A federal appeals court blocked a sweeping Missouri law that would place tight restrictions on abortion in the state.
The 8th U.S. Circuit Court of Appeals in a ruling Wednesday upheld a lower court’s injunction of the law, which would ban the procedure after eight weeks of pregnancy. The statute also specifies that an abortion cannot be performed “solely because of a prenatal diagnosis” indicating a child might have Down syndrome.
The three-judge panel ruled that Missouri’s law amounted to a ban, rather than a restriction, on the procedure.
“[T]here is nothing an individual in Missouri could lawfully do to obtain an abortion at or after the applicable gestational age cut-off,” the court wrote.
“[T]he Gestational Age Provisions are bans, and we agree with the district court that RHS is likely to succeed on the merits of this claim,” the court added, referencing the plaintiff, Reproductive Health Services, which operates a St. Louis abortion clinic.

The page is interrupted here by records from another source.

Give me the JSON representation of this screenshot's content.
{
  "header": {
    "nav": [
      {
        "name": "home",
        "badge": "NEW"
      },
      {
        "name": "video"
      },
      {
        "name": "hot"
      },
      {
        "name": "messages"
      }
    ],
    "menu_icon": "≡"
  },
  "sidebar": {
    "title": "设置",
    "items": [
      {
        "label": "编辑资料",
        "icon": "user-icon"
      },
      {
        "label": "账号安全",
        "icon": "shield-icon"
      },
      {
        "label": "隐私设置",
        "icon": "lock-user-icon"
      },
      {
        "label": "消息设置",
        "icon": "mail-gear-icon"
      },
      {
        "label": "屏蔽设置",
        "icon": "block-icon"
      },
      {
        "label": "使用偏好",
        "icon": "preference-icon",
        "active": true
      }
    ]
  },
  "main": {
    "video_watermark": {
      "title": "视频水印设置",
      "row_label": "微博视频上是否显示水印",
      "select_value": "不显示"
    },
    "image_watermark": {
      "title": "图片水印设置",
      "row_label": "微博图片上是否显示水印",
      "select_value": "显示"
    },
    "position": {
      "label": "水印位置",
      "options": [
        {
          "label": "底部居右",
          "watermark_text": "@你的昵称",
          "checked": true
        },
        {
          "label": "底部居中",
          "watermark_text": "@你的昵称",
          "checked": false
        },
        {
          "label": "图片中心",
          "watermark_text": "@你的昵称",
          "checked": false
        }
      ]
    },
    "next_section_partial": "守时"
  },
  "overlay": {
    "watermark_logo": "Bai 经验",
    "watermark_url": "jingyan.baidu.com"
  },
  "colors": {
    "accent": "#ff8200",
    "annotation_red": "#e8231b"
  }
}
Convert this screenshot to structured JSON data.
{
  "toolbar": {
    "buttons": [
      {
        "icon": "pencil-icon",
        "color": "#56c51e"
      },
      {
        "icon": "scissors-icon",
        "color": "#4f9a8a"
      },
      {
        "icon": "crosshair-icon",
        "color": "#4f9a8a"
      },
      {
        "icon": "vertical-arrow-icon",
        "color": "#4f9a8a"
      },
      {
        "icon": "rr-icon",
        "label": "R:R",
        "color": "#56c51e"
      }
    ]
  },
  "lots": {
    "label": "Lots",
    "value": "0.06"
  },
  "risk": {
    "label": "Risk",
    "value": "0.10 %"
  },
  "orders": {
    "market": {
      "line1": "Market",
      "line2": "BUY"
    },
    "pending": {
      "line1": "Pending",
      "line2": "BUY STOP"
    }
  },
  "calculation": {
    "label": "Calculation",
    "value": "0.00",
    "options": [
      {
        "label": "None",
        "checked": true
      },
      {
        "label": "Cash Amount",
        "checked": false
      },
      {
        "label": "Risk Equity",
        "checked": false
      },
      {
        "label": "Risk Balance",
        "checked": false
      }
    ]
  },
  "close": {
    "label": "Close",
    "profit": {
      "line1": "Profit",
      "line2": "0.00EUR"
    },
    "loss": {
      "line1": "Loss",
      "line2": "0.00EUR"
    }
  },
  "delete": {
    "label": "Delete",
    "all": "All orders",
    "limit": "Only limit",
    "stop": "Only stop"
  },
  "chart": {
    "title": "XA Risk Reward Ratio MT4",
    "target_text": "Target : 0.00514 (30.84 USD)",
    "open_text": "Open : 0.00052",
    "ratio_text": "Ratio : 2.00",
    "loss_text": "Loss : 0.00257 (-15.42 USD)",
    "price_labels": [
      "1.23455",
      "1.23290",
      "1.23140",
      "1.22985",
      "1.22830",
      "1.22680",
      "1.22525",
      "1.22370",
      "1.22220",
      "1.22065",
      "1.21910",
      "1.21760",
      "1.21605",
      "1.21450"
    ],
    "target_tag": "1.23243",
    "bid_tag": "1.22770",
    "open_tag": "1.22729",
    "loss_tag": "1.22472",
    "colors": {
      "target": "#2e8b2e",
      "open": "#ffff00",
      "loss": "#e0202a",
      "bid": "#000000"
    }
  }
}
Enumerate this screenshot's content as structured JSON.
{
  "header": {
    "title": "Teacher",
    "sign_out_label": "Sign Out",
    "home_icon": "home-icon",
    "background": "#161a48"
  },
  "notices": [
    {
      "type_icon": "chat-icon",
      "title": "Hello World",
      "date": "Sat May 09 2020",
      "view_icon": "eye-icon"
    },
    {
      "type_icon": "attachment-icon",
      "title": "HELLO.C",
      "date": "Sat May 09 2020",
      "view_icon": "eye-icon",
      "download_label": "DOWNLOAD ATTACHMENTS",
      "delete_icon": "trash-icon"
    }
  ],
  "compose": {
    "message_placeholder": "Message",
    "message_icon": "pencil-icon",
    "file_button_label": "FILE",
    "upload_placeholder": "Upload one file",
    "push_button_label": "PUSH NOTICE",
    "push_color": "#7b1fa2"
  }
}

The court added that the prenatal diagnosis provision also amounted to a ban, calling it “categorically unconstitutional.”
Abortion rights advocates hailed the ruling as a victory as a slate of GOP-led states across the country move forward with restrictions on the procedure.

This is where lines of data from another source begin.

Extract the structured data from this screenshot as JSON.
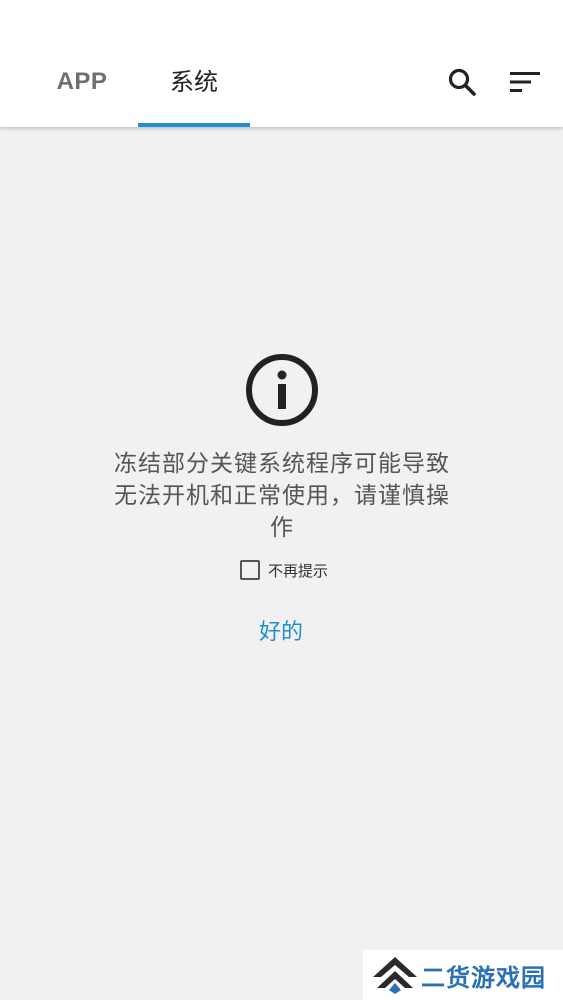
{
  "tabs": [
    {
      "label": "APP",
      "selected": false
    },
    {
      "label": "系统",
      "selected": true
    }
  ],
  "toolbar": {
    "search_icon": "search-icon",
    "sort_icon": "sort-icon"
  },
  "dialog": {
    "icon": "info-icon",
    "message": "冻结部分关键系统程序可能导致无法开机和正常使用，请谨慎操作",
    "checkbox_label": "不再提示",
    "checkbox_checked": false,
    "ok_label": "好的"
  },
  "watermark": {
    "text": "二货游戏园"
  },
  "colors": {
    "accent": "#1e8fcf",
    "background": "#f1f1f1",
    "appbar": "#ffffff"
  }
}
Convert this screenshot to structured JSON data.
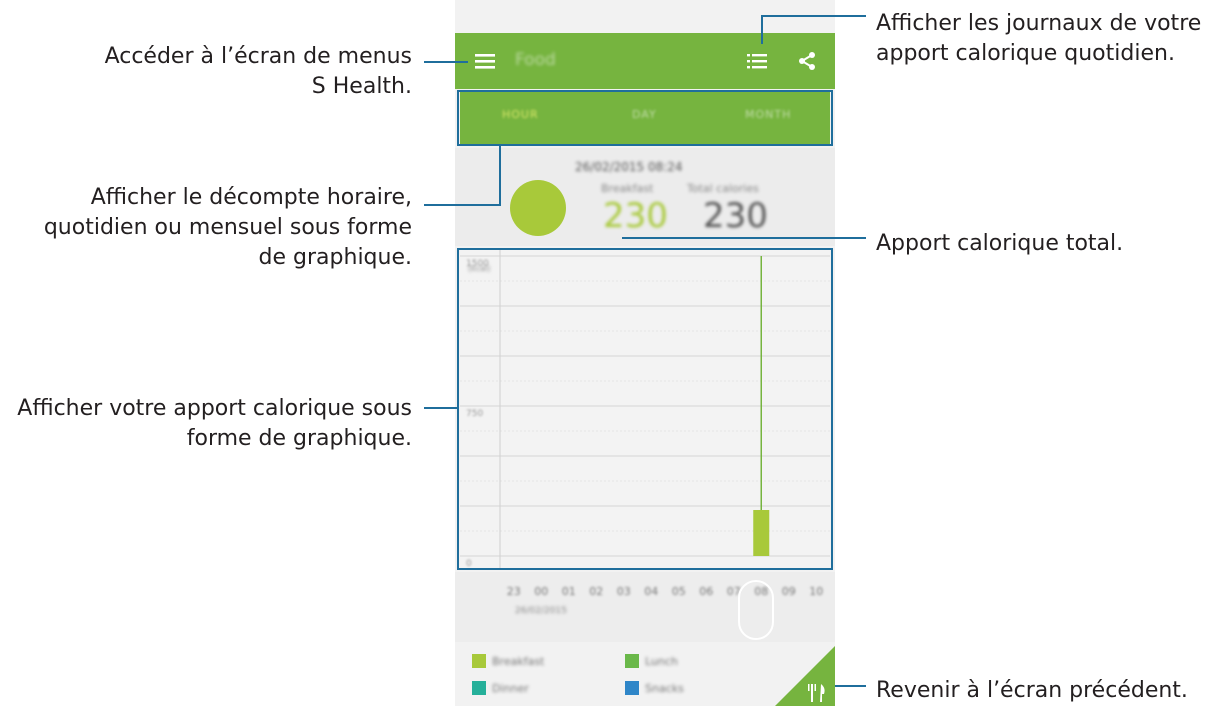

“Today’s decision is a critical victory for Missourians,” said Yamelsie Rodríguez, president of Reproductive Health Services of Planned Parenthood of the St. Louis Region. “For now, we celebrate our continued ability to provide safe, legal abortion at the last remaining clinic in Missouri. We know this fight is not over, especially with a direct challenge to Roe before the Supreme Court. Planned Parenthood will not back down — today is proof enough.”
The ruling comes amid a national effort by conservatives to push the Supreme Court to overturn Roe v. Wade, the 1973 case that first legalized abortions.
Numerous states have pushed restrictions with the goal of triggering a court battle that could make it to the Supreme Court.
Conservatives scored a victory in May when the Supreme Court agreed to take up a dispute over a Mississippi law that bans virtually all abortions after 15 weeks of pregnancy, with anti-abortion advocates saying the new 6-3 conservative majority provides a historic opportunity to overturn Roe v. Wade.